TASK TO CARRY OUT:
Within the entries below, find the lines that hold "label" and report only how many there are.

[DATA PROVIDED Boundary: Start]

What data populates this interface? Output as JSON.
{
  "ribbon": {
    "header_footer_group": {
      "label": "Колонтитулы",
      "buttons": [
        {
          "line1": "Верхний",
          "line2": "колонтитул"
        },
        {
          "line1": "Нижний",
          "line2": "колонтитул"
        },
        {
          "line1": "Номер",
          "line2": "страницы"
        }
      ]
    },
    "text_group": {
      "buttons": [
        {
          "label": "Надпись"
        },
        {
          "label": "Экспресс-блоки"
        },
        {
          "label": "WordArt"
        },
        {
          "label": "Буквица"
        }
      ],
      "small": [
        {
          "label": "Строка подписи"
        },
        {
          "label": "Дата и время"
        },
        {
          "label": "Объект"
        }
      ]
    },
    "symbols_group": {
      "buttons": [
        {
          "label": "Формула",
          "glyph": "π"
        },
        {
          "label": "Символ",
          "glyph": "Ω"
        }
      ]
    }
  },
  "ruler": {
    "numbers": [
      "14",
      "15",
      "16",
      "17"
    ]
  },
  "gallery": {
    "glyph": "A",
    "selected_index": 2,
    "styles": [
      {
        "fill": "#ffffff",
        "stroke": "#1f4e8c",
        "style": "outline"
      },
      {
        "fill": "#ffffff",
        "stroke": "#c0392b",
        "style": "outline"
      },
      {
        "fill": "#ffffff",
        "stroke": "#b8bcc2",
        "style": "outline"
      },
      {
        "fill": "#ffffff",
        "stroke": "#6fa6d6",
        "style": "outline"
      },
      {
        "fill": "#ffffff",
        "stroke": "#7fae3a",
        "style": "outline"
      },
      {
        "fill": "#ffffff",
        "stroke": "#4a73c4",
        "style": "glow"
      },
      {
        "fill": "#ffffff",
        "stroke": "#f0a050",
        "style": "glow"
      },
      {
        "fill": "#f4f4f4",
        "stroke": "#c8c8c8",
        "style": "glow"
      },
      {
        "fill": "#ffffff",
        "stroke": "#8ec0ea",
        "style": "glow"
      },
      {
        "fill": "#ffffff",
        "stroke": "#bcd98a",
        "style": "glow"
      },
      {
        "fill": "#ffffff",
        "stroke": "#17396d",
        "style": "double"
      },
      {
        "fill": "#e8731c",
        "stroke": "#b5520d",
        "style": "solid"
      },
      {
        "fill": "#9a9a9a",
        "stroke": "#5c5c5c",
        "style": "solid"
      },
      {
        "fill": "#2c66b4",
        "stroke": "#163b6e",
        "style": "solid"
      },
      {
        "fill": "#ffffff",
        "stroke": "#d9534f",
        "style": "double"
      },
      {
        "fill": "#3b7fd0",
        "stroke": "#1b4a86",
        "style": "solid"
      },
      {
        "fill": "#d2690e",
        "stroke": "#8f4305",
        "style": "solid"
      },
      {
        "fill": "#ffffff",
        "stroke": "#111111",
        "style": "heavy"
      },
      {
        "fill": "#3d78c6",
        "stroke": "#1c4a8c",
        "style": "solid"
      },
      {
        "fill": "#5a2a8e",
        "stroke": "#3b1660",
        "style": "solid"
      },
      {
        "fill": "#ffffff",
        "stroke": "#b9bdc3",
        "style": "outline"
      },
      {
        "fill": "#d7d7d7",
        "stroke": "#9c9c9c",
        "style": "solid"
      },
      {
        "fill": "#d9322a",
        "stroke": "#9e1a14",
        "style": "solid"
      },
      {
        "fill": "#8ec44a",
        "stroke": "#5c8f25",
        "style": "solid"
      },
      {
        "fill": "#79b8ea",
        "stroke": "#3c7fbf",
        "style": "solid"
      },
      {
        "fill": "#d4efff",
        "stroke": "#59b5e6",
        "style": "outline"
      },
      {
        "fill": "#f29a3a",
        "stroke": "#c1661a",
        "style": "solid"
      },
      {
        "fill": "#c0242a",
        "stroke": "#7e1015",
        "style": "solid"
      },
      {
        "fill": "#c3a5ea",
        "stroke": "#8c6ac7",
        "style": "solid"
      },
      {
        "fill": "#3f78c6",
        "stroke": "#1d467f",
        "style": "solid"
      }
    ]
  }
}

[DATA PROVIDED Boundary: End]

OUTPUT:
10